• Required action:
Every entry is to be set down a second time, precisely as written.

Available data START

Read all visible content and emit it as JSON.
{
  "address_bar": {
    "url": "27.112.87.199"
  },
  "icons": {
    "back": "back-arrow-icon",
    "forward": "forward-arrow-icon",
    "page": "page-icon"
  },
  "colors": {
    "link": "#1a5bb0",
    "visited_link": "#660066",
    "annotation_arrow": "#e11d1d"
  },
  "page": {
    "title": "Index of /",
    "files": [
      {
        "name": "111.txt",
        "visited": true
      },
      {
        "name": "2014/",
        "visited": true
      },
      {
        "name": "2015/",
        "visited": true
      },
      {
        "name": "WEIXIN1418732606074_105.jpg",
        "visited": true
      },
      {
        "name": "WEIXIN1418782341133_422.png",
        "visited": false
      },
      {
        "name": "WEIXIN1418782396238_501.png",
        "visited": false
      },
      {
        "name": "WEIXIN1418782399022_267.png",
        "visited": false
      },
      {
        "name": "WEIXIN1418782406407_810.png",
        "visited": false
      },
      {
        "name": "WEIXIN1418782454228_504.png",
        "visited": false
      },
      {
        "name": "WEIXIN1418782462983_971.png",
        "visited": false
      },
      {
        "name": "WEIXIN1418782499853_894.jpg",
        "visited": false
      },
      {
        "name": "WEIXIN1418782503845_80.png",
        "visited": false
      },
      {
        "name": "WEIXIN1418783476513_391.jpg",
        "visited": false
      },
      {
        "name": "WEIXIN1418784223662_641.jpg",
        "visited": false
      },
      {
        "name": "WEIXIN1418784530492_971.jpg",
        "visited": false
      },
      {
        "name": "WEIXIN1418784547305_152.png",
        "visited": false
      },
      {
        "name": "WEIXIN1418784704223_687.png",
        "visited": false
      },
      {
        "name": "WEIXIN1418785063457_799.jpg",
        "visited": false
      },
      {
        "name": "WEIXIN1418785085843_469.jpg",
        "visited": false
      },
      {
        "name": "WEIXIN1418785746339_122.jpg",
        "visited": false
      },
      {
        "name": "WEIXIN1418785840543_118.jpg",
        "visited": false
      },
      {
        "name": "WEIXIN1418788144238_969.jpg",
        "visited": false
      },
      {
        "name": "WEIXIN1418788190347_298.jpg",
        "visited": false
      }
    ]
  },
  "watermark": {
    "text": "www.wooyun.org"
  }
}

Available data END

• Answer section:
Read all visible content and emit it as JSON.
{
  "address_bar": {
    "url": "27.112.87.199"
  },
  "icons": {
    "back": "back-arrow-icon",
    "forward": "forward-arrow-icon",
    "page": "page-icon"
  },
  "colors": {
    "link": "#1a5bb0",
    "visited_link": "#660066",
    "annotation_arrow": "#e11d1d"
  },
  "page": {
    "title": "Index of /",
    "files": [
      {
        "name": "111.txt",
        "visited": true
      },
      {
        "name": "2014/",
        "visited": true
      },
      {
        "name": "2015/",
        "visited": true
      },
      {
        "name": "WEIXIN1418732606074_105.jpg",
        "visited": true
      },
      {
        "name": "WEIXIN1418782341133_422.png",
        "visited": false
      },
      {
        "name": "WEIXIN1418782396238_501.png",
        "visited": false
      },
      {
        "name": "WEIXIN1418782399022_267.png",
        "visited": false
      },
      {
        "name": "WEIXIN1418782406407_810.png",
        "visited": false
      },
      {
        "name": "WEIXIN1418782454228_504.png",
        "visited": false
      },
      {
        "name": "WEIXIN1418782462983_971.png",
        "visited": false
      },
      {
        "name": "WEIXIN1418782499853_894.jpg",
        "visited": false
      },
      {
        "name": "WEIXIN1418782503845_80.png",
        "visited": false
      },
      {
        "name": "WEIXIN1418783476513_391.jpg",
        "visited": false
      },
      {
        "name": "WEIXIN1418784223662_641.jpg",
        "visited": false
      },
      {
        "name": "WEIXIN1418784530492_971.jpg",
        "visited": false
      },
      {
        "name": "WEIXIN1418784547305_152.png",
        "visited": false
      },
      {
        "name": "WEIXIN1418784704223_687.png",
        "visited": false
      },
      {
        "name": "WEIXIN1418785063457_799.jpg",
        "visited": false
      },
      {
        "name": "WEIXIN1418785085843_469.jpg",
        "visited": false
      },
      {
        "name": "WEIXIN1418785746339_122.jpg",
        "visited": false
      },
      {
        "name": "WEIXIN1418785840543_118.jpg",
        "visited": false
      },
      {
        "name": "WEIXIN1418788144238_969.jpg",
        "visited": false
      },
      {
        "name": "WEIXIN1418788190347_298.jpg",
        "visited": false
      }
    ]
  },
  "watermark": {
    "text": "www.wooyun.org"
  }
}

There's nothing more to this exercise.